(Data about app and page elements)
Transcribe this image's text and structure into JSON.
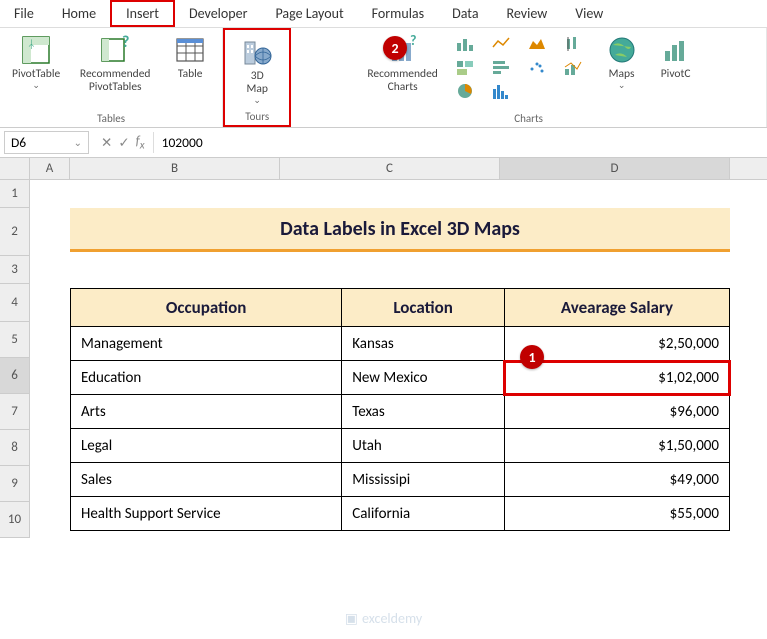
{
  "menu": {
    "items": [
      "File",
      "Home",
      "Insert",
      "Developer",
      "Page Layout",
      "Formulas",
      "Data",
      "Review",
      "View"
    ],
    "active": "Insert"
  },
  "ribbon": {
    "tables": {
      "pivotTable": "PivotTable",
      "recommended": "Recommended\nPivotTables",
      "table": "Table",
      "groupLabel": "Tables"
    },
    "tours": {
      "map3d": "3D\nMap",
      "groupLabel": "Tours"
    },
    "charts": {
      "recommended": "Recommended\nCharts",
      "maps": "Maps",
      "pivotChart": "PivotC",
      "groupLabel": "Charts"
    }
  },
  "formulaBar": {
    "nameBox": "D6",
    "value": "102000"
  },
  "columns": [
    "A",
    "B",
    "C",
    "D"
  ],
  "rows": [
    "1",
    "2",
    "3",
    "4",
    "5",
    "6",
    "7",
    "8",
    "9",
    "10"
  ],
  "dataTitle": "Data Labels in Excel 3D Maps",
  "tableHeaders": [
    "Occupation",
    "Location",
    "Avearage Salary"
  ],
  "tableRows": [
    {
      "occ": "Management",
      "loc": "Kansas",
      "sal": "$2,50,000"
    },
    {
      "occ": "Education",
      "loc": "New Mexico",
      "sal": "$1,02,000"
    },
    {
      "occ": "Arts",
      "loc": "Texas",
      "sal": "$96,000"
    },
    {
      "occ": "Legal",
      "loc": "Utah",
      "sal": "$1,50,000"
    },
    {
      "occ": "Sales",
      "loc": "Mississipi",
      "sal": "$49,000"
    },
    {
      "occ": "Health Support Service",
      "loc": "California",
      "sal": "$55,000"
    }
  ],
  "callouts": {
    "c1": "1",
    "c2": "2"
  },
  "watermark": "exceldemy"
}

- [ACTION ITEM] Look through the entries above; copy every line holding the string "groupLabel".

- [RESPONSE]
      "groupLabel": "Tables"
      "groupLabel": "Tours"
      "groupLabel": "Charts"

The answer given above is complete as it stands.